# [Exercise goal]
Look through the entries below and return all lines including the word "subtitle".

Saved data entries:

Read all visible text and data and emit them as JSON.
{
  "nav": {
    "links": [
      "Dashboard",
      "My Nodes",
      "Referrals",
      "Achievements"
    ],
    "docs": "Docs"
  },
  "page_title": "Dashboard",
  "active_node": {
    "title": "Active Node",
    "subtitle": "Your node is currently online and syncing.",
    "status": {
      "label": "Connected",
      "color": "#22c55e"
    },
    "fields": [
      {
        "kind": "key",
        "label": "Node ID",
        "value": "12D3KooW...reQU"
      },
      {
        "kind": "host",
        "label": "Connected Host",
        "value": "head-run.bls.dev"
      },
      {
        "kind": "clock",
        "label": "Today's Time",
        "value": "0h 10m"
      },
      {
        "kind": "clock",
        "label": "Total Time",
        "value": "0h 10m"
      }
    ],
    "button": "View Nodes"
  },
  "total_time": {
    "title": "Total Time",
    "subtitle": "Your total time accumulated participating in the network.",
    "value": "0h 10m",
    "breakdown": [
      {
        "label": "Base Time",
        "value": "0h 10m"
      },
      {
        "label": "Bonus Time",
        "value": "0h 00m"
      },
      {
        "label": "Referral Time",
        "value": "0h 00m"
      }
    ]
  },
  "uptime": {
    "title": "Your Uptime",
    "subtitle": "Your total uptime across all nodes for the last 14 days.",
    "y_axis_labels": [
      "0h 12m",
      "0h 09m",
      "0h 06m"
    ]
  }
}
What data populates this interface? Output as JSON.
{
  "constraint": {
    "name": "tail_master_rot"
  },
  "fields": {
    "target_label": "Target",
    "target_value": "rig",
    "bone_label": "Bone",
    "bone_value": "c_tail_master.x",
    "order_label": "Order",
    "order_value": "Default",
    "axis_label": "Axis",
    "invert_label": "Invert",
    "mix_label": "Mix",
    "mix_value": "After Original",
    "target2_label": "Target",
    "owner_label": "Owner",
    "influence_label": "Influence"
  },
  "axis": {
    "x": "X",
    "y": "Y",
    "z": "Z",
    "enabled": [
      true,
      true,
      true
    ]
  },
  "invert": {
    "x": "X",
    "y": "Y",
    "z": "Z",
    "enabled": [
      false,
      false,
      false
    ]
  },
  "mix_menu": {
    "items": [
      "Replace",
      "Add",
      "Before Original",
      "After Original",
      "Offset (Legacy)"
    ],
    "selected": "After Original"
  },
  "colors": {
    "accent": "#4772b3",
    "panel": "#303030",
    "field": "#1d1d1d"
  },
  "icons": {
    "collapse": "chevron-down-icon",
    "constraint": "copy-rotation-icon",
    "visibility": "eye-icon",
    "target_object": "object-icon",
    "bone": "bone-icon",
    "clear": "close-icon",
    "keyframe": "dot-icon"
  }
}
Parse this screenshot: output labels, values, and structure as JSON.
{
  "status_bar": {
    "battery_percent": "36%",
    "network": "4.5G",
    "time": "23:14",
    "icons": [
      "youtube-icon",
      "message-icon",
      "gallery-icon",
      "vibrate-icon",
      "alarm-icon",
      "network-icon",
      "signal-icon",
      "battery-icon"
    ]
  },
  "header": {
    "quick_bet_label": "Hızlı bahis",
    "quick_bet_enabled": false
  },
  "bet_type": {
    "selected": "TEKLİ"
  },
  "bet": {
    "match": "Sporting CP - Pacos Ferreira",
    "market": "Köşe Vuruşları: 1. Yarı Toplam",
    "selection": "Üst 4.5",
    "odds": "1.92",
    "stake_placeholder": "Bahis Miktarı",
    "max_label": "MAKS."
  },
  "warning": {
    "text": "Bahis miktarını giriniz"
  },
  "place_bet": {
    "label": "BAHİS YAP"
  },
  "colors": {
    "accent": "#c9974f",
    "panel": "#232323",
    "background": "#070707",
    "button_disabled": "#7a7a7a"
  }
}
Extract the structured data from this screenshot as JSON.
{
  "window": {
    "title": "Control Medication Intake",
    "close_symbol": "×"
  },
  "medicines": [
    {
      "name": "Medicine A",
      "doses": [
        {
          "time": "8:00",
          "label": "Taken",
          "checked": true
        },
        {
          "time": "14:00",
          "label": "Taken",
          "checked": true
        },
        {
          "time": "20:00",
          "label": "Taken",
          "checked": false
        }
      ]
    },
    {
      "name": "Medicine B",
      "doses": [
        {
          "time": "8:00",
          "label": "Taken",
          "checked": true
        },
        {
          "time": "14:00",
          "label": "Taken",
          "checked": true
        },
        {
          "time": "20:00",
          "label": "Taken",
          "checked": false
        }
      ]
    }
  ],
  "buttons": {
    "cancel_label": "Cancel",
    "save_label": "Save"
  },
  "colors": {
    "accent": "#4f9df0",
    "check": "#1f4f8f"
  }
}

# [Task result]
    "subtitle": "Your node is currently online and syncing.",
    "subtitle": "Your total time accumulated participating in the network.",
    "subtitle": "Your total uptime across all nodes for the last 14 days.",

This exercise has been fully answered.